"David Odhiambo joins a third guard of African novelists made up of peers like Uganda's Moses Isegawa and Nigeria's Chris Abani. The books of this younger generation of African writers (heirs to the continent's greats from Chinua Achebe to Mark Mathabane) shed the starched language and steep romanticism of Africa's literary tradition to expose the rawer, hipper, more vulgar aspects of life as lived by most Africans today." - Black Issues

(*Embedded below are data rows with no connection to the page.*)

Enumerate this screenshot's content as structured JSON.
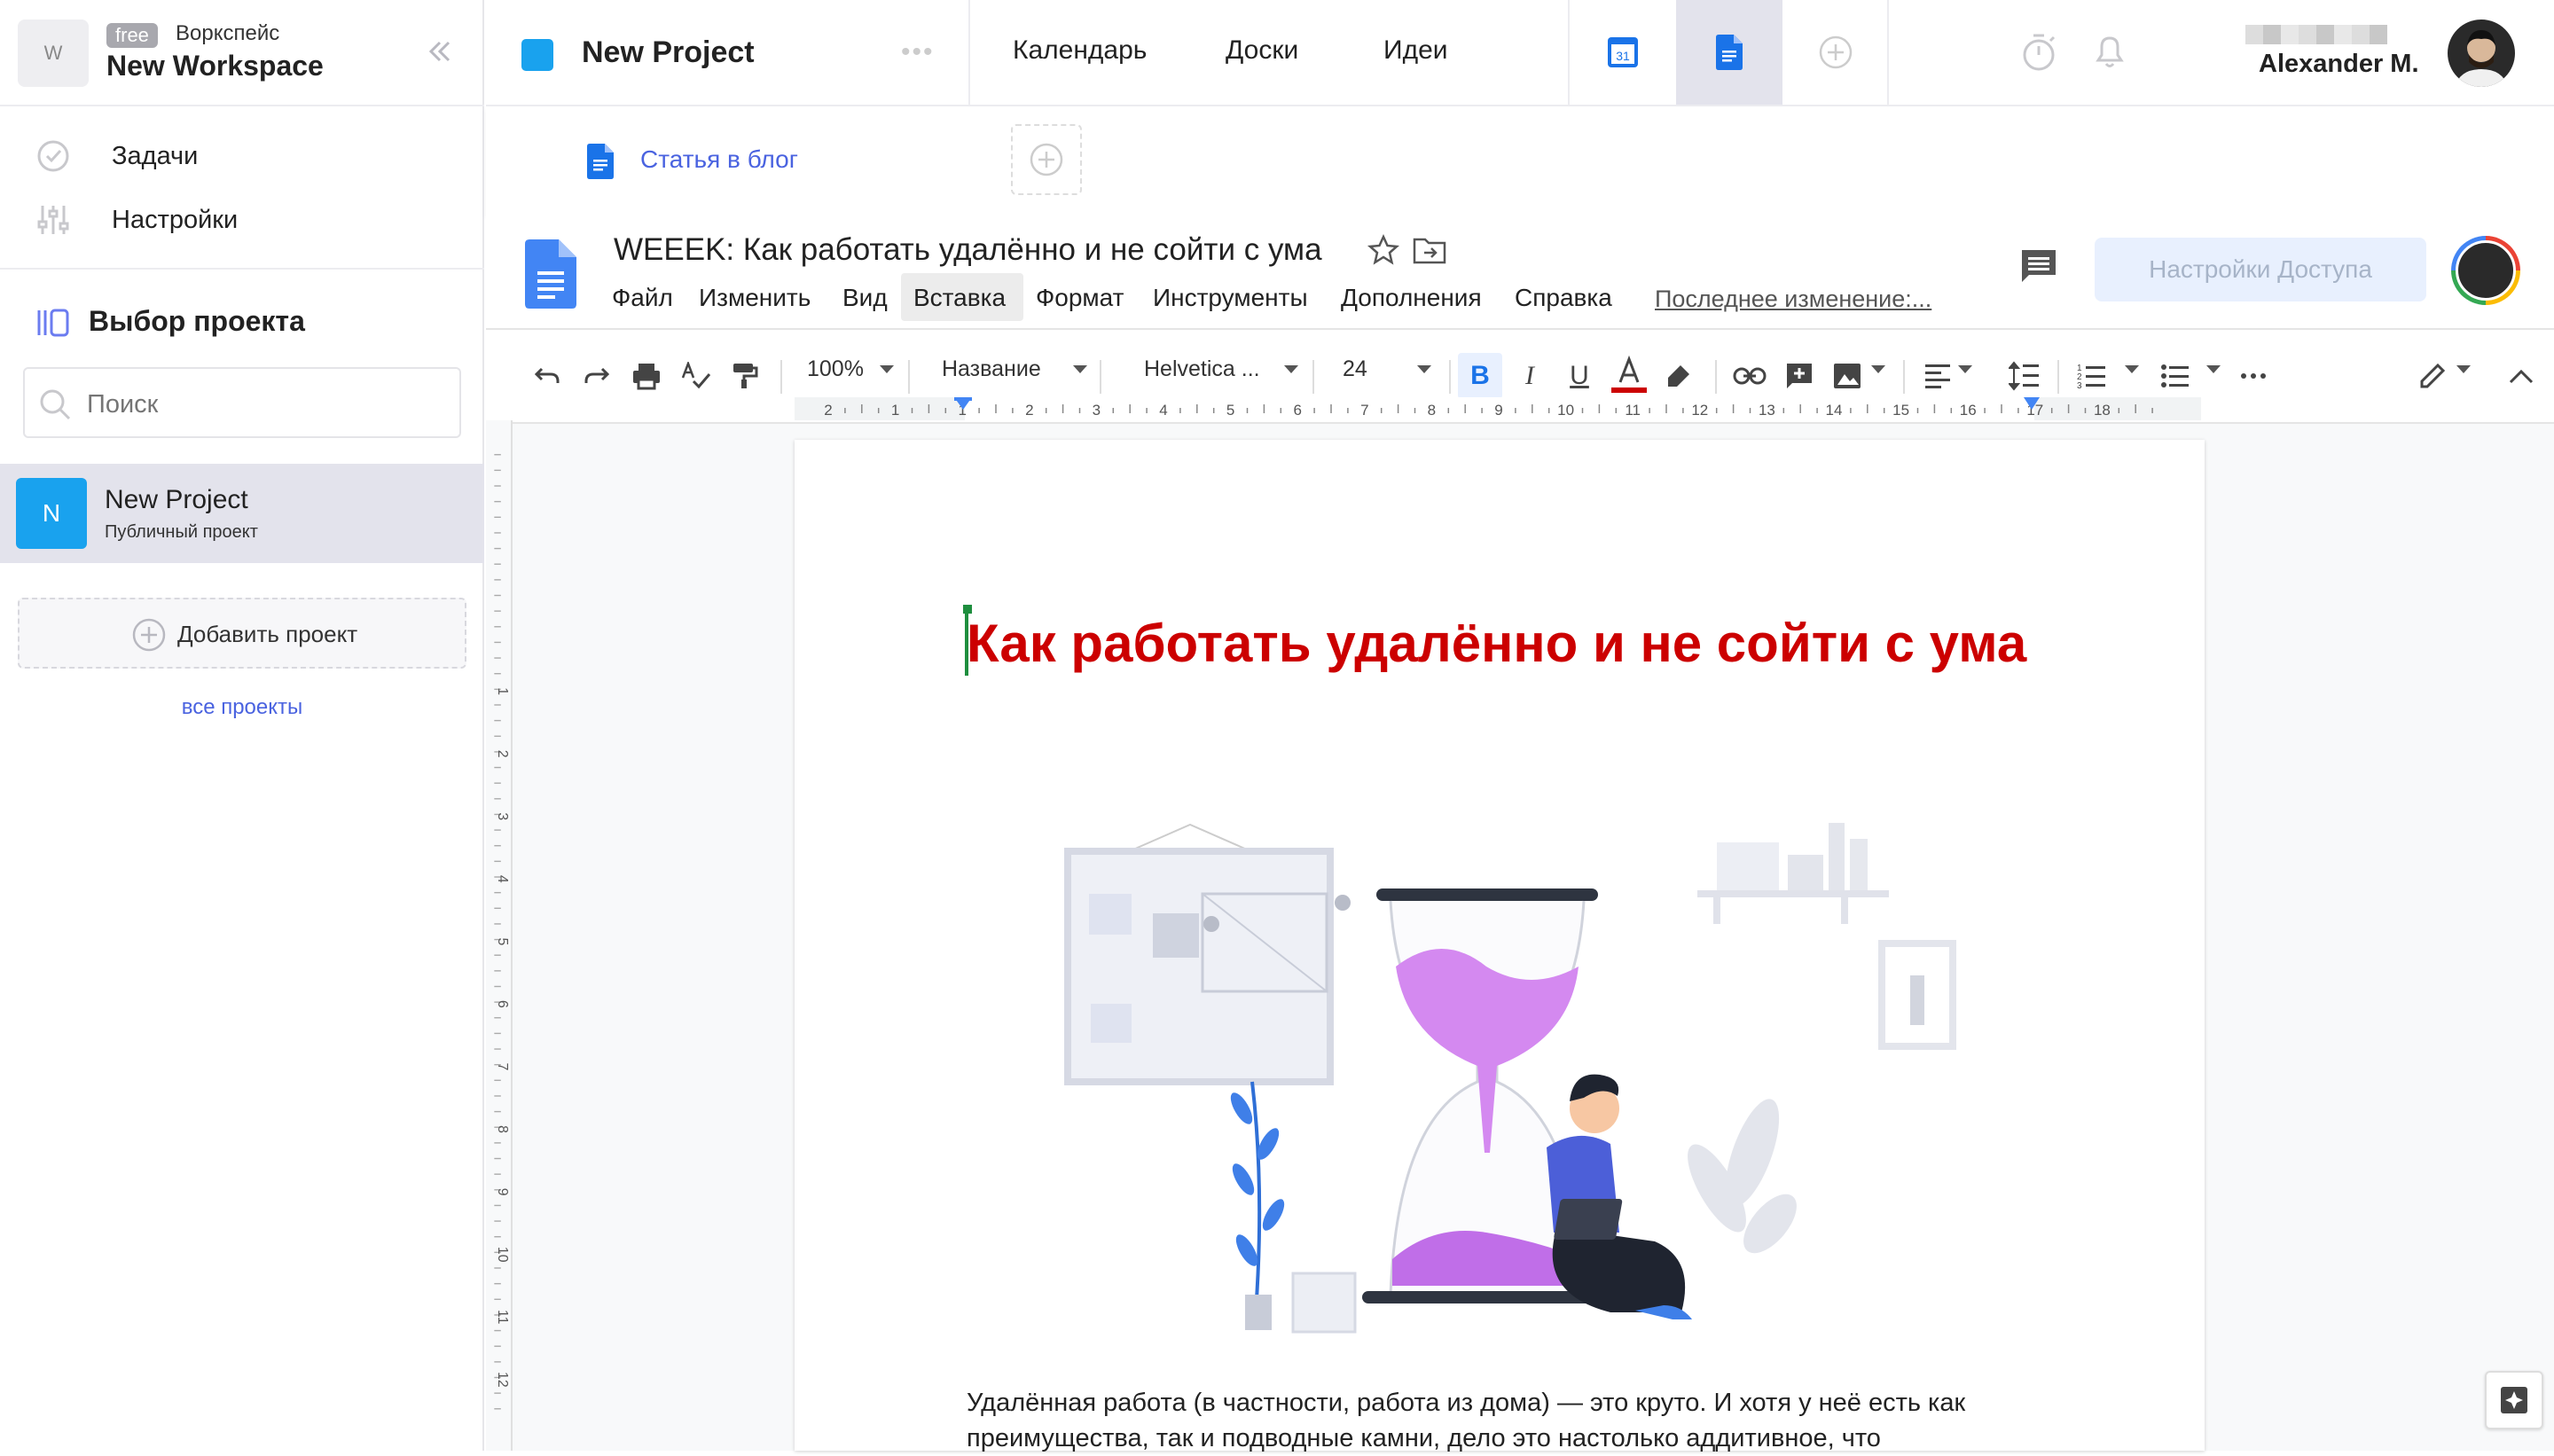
{
  "workspace": {
    "avatar": "W",
    "badge": "free",
    "type": "Воркспейс",
    "name": "New Workspace"
  },
  "sidebar": {
    "items": [
      {
        "label": "Задачи",
        "icon": "check-circle-icon"
      },
      {
        "label": "Настройки",
        "icon": "sliders-icon"
      }
    ],
    "select_title": "Выбор проекта",
    "search_placeholder": "Поиск",
    "project": {
      "avatar": "N",
      "name": "New Project",
      "subtitle": "Публичный проект"
    },
    "add_project": "Добавить проект",
    "all_projects": "все проекты"
  },
  "topbar": {
    "project_title": "New Project",
    "nav": [
      "Календарь",
      "Доски",
      "Идеи"
    ],
    "calendar_day": "31",
    "user_name": "Alexander M."
  },
  "doc_tab": {
    "label": "Статья в блог"
  },
  "gdocs": {
    "title": "WEEEK: Как работать удалённо и не сойти с ума",
    "menu": [
      "Файл",
      "Изменить",
      "Вид",
      "Вставка",
      "Формат",
      "Инструменты",
      "Дополнения",
      "Справка"
    ],
    "last_edit": "Последнее изменение:...",
    "share": "Настройки Доступа"
  },
  "toolbar": {
    "zoom": "100%",
    "style": "Название",
    "font": "Helvetica ...",
    "size": "24"
  },
  "ruler": {
    "horizontal": [
      "2",
      "1",
      "1",
      "2",
      "3",
      "4",
      "5",
      "6",
      "7",
      "8",
      "9",
      "10",
      "11",
      "12",
      "13",
      "14",
      "15",
      "16",
      "17",
      "18"
    ],
    "vertical": [
      "1",
      "2",
      "3",
      "4",
      "5",
      "6",
      "7",
      "8",
      "9",
      "10",
      "11",
      "12"
    ]
  },
  "document": {
    "heading": "Как работать удалённо и не сойти с ума",
    "paragraph": "Удалённая работа (в частности, работа из дома) — это круто. И хотя у неё есть как преимущества, так и подводные камни, дело это настолько аддитивное, что"
  },
  "colors": {
    "accent": "#19a2ee",
    "link": "#4a63e0",
    "heading": "#cc0000",
    "gdocs_blue": "#1a73e8"
  }
}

"The Reverend's Apprentice is that recognizable sort of hybird-genre novel, its technical sophistication within the lineage of David Foster Wallace, Laurence Sterne, and the Bible. Odhiambo has craftsmanly chops: a fine ear for the music of language, both in Nabokovian word-play and the jarring bluntness of street speech, plus economy and finesse when it comes to his own use of samples from the canon." - Rain Taxi                                                                                                                                                                                                 

"David Odhiambo has demonstrated he is a keen chronicler of teenaged disquietude in urban, multicultural Canada." - The Globe and Mail

"The author shows an understanding of the movements that govern our lives from day to day, place to place." - The Malahat Review

"Kipligat's Chance is a compelling story about a young man, but it's also a chance to hear a fresh, honest voice poised at the convergence of several cultures." - Quill and Quire

"Pared down dialogue evocative of David Mamet lends an edgy realism to the character's interactions." - Publisher's Weekly